Published June 22, 2014 by bibliobeth


What’s it all about?:

Will Trent, a dedicated agent with the Georgia Bureau of Investigation for fifteen years, knows that there’s definitely such a thing as a cop’s intuition. Which is why he should have listened to his own.

While in an airport restroom at Atlanta’s Hartsfield-Jackson International, Will overhears a girl’s pleading, plaintive voice: “Please, I wanna go home.” Something isn’t right here, thinks Will. He feels it in his gut. But he waits too long to act, and now the girl and the anxious, angry man she’s with have disappeared into the crowds at the busiest passenger airport in the world.

After a desperate search and with time running out, Will makes a call to his supervisor, Amanda Wagner. Will’s partner, Faith Mitchell, immediately sends out an abducted child alert. The entire airport will soon be grinding to a halt: Almost 100 million passengers a year. Five runways. Seven concourses. Six million square feet of space that sprawled across two counties, three cities, and five jurisdictions. All shut down on a dime because Will has a hunch that he is certain is true: a girl, maybe six or seven years old, has been snatched from God knows where. And he intends to bring her back—no matter what it takes.

What did I think?:

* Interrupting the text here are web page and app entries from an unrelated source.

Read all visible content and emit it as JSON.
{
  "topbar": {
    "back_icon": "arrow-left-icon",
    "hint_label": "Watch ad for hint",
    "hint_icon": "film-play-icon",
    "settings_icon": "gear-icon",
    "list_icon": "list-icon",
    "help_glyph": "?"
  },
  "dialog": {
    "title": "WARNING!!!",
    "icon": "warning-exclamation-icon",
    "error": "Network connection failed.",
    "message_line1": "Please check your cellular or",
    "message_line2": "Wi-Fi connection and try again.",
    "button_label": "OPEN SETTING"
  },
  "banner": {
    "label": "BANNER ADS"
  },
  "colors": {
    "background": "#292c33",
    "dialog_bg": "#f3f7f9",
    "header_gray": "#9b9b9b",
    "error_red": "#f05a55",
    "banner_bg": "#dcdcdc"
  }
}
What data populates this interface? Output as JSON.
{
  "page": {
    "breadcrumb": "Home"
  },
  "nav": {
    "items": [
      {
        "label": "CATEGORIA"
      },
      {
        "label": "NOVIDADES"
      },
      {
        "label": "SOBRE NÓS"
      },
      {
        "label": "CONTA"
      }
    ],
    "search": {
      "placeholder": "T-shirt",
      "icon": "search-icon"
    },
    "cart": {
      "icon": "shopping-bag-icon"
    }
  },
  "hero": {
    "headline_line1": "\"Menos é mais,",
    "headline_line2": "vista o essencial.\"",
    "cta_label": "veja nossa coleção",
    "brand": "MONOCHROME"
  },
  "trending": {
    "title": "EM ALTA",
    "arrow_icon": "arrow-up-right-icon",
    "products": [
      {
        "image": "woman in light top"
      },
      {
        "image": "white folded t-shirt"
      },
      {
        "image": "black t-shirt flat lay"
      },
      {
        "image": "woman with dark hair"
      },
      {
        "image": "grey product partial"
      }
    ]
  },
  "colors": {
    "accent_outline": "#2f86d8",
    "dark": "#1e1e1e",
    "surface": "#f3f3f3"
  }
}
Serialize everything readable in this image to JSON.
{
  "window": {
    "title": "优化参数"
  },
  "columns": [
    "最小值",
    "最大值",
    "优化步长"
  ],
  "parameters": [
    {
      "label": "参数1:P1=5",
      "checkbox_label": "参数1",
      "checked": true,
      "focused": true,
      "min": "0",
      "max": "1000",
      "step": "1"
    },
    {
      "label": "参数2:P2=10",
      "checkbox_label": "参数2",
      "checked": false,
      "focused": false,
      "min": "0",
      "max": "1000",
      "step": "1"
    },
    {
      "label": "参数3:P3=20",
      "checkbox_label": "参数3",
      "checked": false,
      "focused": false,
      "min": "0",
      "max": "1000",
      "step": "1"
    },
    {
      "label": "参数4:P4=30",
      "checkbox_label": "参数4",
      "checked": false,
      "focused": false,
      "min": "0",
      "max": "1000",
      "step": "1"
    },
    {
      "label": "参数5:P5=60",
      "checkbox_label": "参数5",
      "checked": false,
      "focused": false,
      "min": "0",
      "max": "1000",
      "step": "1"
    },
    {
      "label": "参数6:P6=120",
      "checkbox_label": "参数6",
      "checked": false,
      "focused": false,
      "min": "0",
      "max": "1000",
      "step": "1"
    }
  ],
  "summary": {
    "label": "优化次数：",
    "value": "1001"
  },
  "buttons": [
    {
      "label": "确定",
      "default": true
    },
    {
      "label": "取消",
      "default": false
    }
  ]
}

I saw this short story on offer for Kindle and “snatched” it up, being a big fan of Karin Slaughter’s work. I enjoyed the fact that the story itself involves Will Trent, a returning and very intriguing and likeable character in her popular series that began with the novel Triptych. It begins with Will sitting rather miserably in an airport toilet cubicle. He has been assigned toilet duty to apprehend any men meeting up there for (ahem) a good time because he has refused to cut his hair, orders of his boss, Amanda Wagner, a scary woman at the best of times. Instead of randy men however, something quite different walks into the restrooms. It is a man with a small girl wanting to use the bathroom but she is obviously terrified and pleads to go home. Everything about the situation screams that something is wrong to Will, but he is loath to approach the man, in case it is a perfectly innocent situation. Will’s cop senses start tingling further though when he follows the man and realises that he is wearing a disguise, in the form of a very bad wig and sunglasses. Will manages to get a photo of the little girl and sends it to his partner Faith Mitchell, who immediately starts processes to lock down the airport but unfortunately Will waits too long to make his move, manages to catch the perp, but the girl has disappeared. The rest of the story involves the desperate interrogation of the perp, as time is running out to find the little girl and return her to her mother.

This is a great little story that is just the right length with perfect pacing, written in the author’s classic style. Will Trent is probably my favourite character of Slaughter’s and I enjoyed reading about him on a mini-mission, in a story I could easily finish on the journey to work. I also found myself getting characteristically twitchy as I neared the end of the story, in case things weren’t wrapped up properly! However, the author never disappoints, and I was left satisfied (with a little gooey feeling inside!). I’m also now eager to read the next Will Trent novel, Criminal which I was approved for on NetGalley ages ago but haven’t got round to yet, I confess I’m a bit behind. Fans of Karin Slaughter and the Will Trent series will love this story but I also thinks it works well as a stand-alone if you’ve never read any of her work before. My advice, start with her first novel Blindsighted, it’s absolutely fantastic and highly unputdownable. Will Trent doesn’t appear until Triptych, but you’ll be a big fan before then anyway.

Would I recommend it?:

But of course!

Star rating (out of 5):

3 Star Rating Clip Art

NEXT SHORT STORY: Malvern Hills by Kazuo Ishiguro from the collection Nocturnes: Five Stories of Music and Nightfall